There’s ways of doing it right
He’ll learn about Judges
The stuff they’ll lookin to score
Even bout us rodeo clowns
And exactly what we’re for
Bo will get on some steers
Hopefully ride one or two
Have a better understanding
What it takes to make it through
Will mark a new beginning
Of Bo’s Rodeo career
Soon he’ll be a Bull rider
Thrilling crowds far and near
Poppa Mac™ ©2015
Tales From My Side of The Chutes
Junior Steers and Riding Camp
I wish you could see the first morning humming bird darting from flower to flower
Gathering the invisible nectar and doing its life's work
And the cautious and totally soft steps of the doe and her two spotted fawns
as they cross the clearing in the trees and disappear into the thick underbrush
And the squirrels as they move from limb to limb making the branches sway violently
as their plump bodies make a less than graceful landing on the next branch

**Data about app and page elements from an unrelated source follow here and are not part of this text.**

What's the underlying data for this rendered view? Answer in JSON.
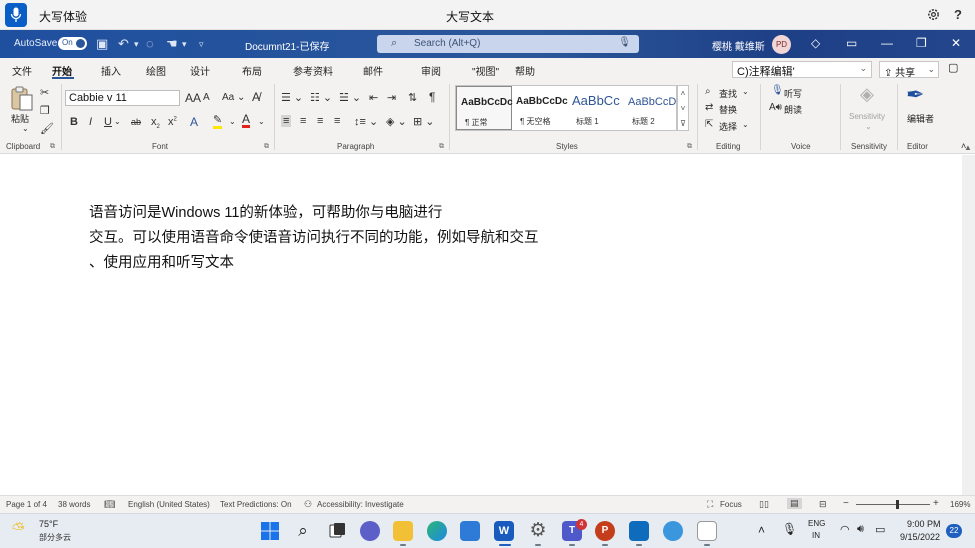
{
  "voice_bar": {
    "status": "大写体验",
    "heard": "大写文本",
    "help": "?"
  },
  "title_bar": {
    "autosave_label": "AutoSave",
    "toggle_state": "On",
    "document_title": "Documnt21-已保存",
    "search_placeholder": "Search (Alt+Q)",
    "user_name": "樱桃 戴维斯",
    "avatar_initials": "PD"
  },
  "tabs": [
    {
      "label": "文件"
    },
    {
      "label": "开始"
    },
    {
      "label": "插入"
    },
    {
      "label": "绘图"
    },
    {
      "label": "设计"
    },
    {
      "label": "布局"
    },
    {
      "label": "参考资料"
    },
    {
      "label": "邮件"
    },
    {
      "label": "审阅"
    },
    {
      "label": "\"视图\""
    },
    {
      "label": "帮助"
    }
  ],
  "command_box": "C)注释编辑'",
  "share_label": "共享",
  "ribbon": {
    "clipboard": {
      "paste_label": "粘贴",
      "group_label": "Clipboard"
    },
    "font": {
      "font_name": "Cabbie v 11",
      "grow": "A",
      "shrink": "A",
      "case": "Aa",
      "group_label": "Font",
      "bold": "B",
      "italic": "I",
      "underline": "U",
      "strike": "ab",
      "sub": "x",
      "sup": "x"
    },
    "paragraph": {
      "pilcrow": "¶",
      "group_label": "Paragraph"
    },
    "styles": {
      "items": [
        {
          "preview": "AaBbCcDc",
          "name": "¶ 正常"
        },
        {
          "preview": "AaBbCcDc",
          "name": "¶ 无空格"
        },
        {
          "preview": "AaBbCc",
          "name": "标题 1"
        },
        {
          "preview": "AaBbCcD",
          "name": "标题 2"
        }
      ],
      "group_label": "Styles"
    },
    "editing": {
      "find": "查找",
      "replace": "替换",
      "select": "选择",
      "group_label": "Editing"
    },
    "voice": {
      "dictate": "听写",
      "read_aloud": "朗读",
      "group_label": "Voice"
    },
    "sensitivity": {
      "label": "Sensitivity",
      "group_label": "Sensitivity"
    },
    "editor": {
      "label": "编辑者",
      "group_label": "Editor"
    }
  },
  "document": {
    "lines": [
      "语音访问是Windows 11的新体验，可帮助你与电脑进行",
      "交互。可以使用语音命令使语音访问执行不同的功能，例如导航和交互",
      "、使用应用和听写文本"
    ]
  },
  "status_bar": {
    "page": "Page 1 of 4",
    "words": "38 words",
    "language": "English (United States)",
    "predictions": "Text Predictions: On",
    "accessibility": "Accessibility: Investigate",
    "focus": "Focus",
    "zoom": "169%",
    "zoom_fraction": 0.55
  },
  "taskbar": {
    "temperature": "75°F",
    "weather": "部分多云",
    "teams_badge": "4",
    "lang_top": "ENG",
    "lang_bottom": "IN",
    "time": "9:00 PM",
    "date": "9/15/2022",
    "notifications": "22"
  },
  "colors": {
    "word_blue": "#2b579a",
    "voice_blue": "#0a5fc7",
    "taskbar": "#e7ecf2"
  }
}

And the first red cardinal perched on the taut top strand of the barbed wire fence
And the wren doing acrobatic maneuvers ... dancing with a morning moth
And the dragon flies as they delicately swoop down and place a dimple on the surface

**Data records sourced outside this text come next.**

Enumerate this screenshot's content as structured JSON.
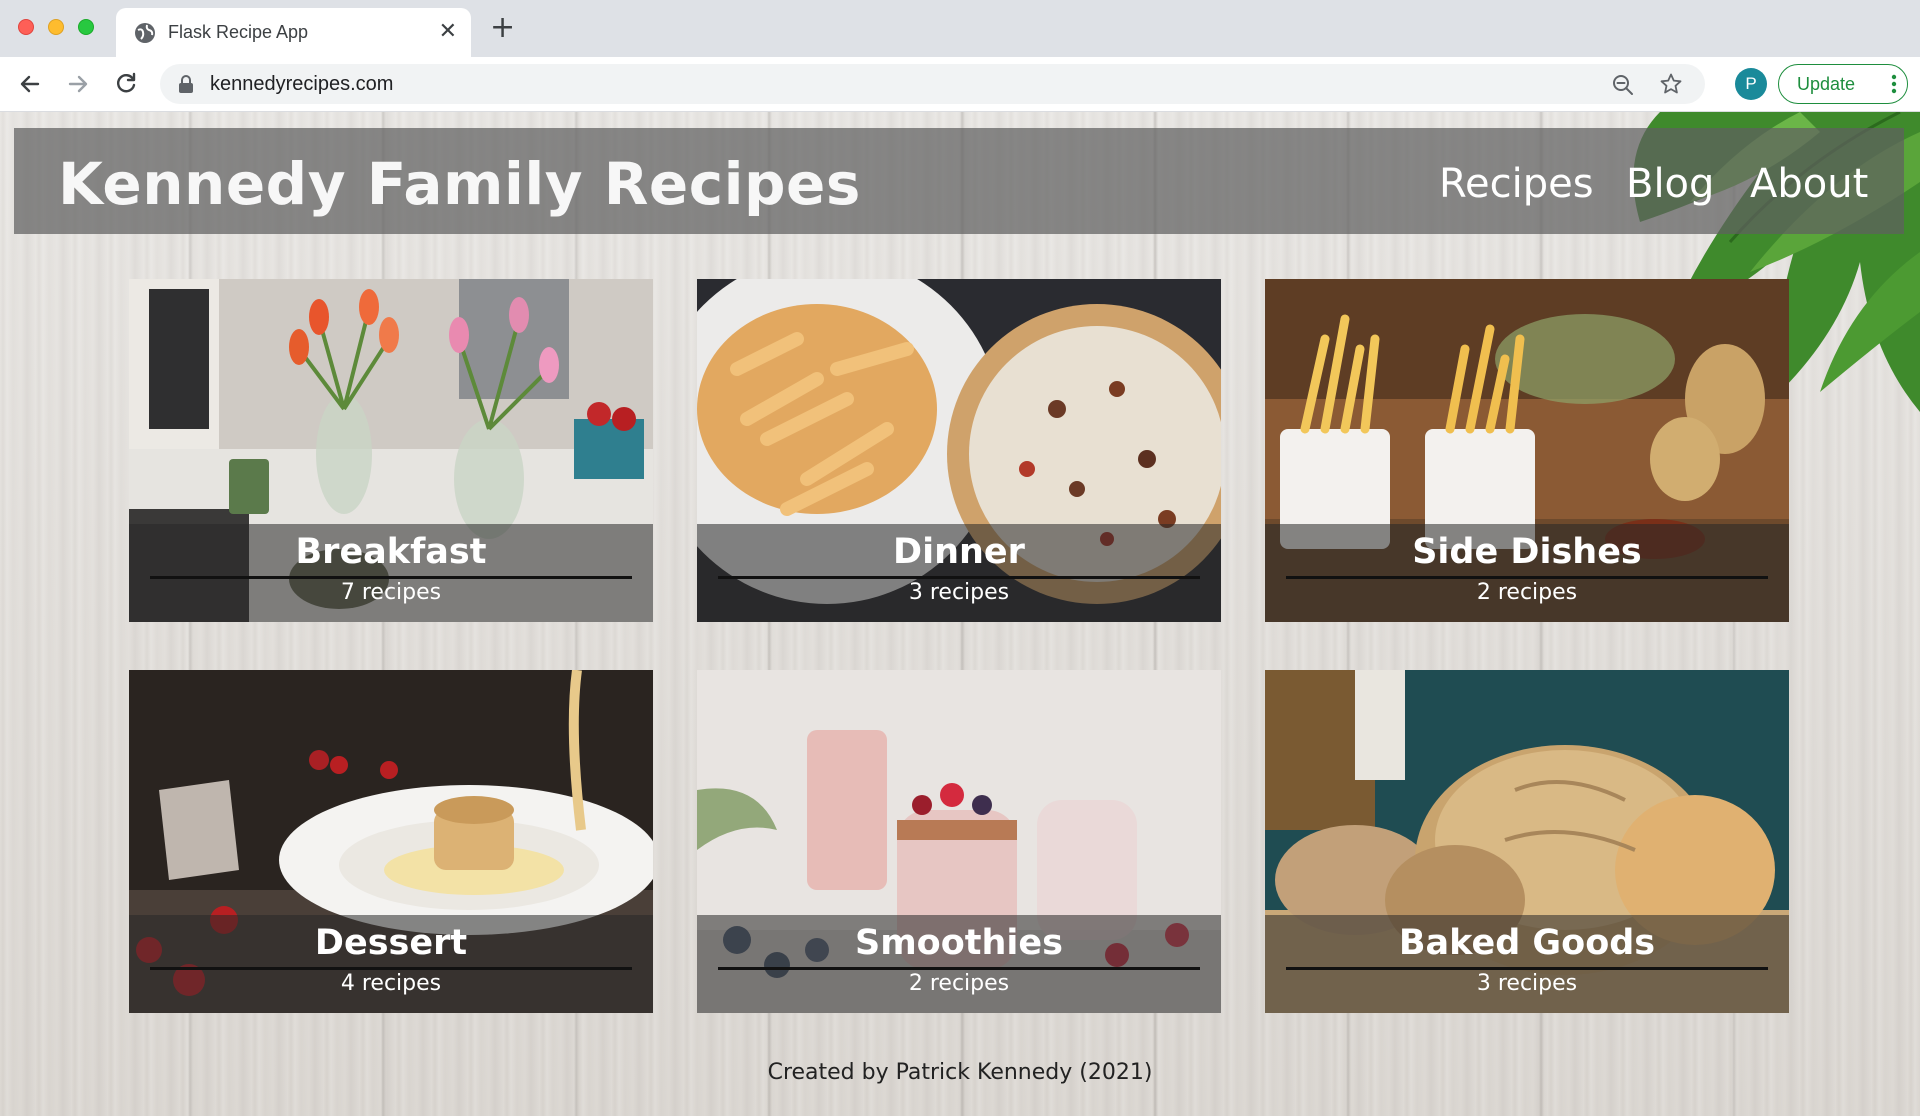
{
  "browser": {
    "tab_title": "Flask Recipe App",
    "url": "kennedyrecipes.com",
    "profile_initial": "P",
    "update_label": "Update"
  },
  "header": {
    "title": "Kennedy Family Recipes",
    "nav": [
      "Recipes",
      "Blog",
      "About"
    ]
  },
  "categories": [
    {
      "name": "Breakfast",
      "count": "7 recipes"
    },
    {
      "name": "Dinner",
      "count": "3 recipes"
    },
    {
      "name": "Side Dishes",
      "count": "2 recipes"
    },
    {
      "name": "Dessert",
      "count": "4 recipes"
    },
    {
      "name": "Smoothies",
      "count": "2 recipes"
    },
    {
      "name": "Baked Goods",
      "count": "3 recipes"
    }
  ],
  "footer": {
    "text": "Created by Patrick Kennedy (2021)"
  },
  "colors": {
    "update_green": "#1e8e3e",
    "header_overlay": "#5f5f5f",
    "avatar": "#1a8a9a"
  }
}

of the water on the pond
And the cottontail quietly nibbling whatever it is cottontails nibble
Watchful but confident that nothing will interfere with breakfast
Slowly moving along the bottom of the fence line
And the last sound of the tree frogs
Saying goodbye to the evening in the few brief moments before sunrise.
I wish you could experience my morning and see it the way I see it . . .
The beginning of a new day . . . filled with new possibilities, new thoughts and new discoveries.
I wish we could share a morning from the rocker on my back porch
. . . . just once.
I never knew my grandpa. He died before I was born, so he never knew me either, but I like to think about him and the good times
we might have had. I like to think he might have thought about me too, his grandson. I like to think that if he was a poet, he might have written something like this.
I wish you could see the morning from the rocker on my back porch.
I wish you could hear the tingling in your ears of the absolute silence.
I wish you could feel the complete stillness of the pre-dawn air.
I wish you could smell the freshly cut grass as it lays piled on the ground from yesterday's cutting.
I wish you could see the sunlight as it touches the tips of the leaves on the mighty Blackjack trees.
And hear the calling of the morning crows
And smell the sweet wisp of the pungent purple sage.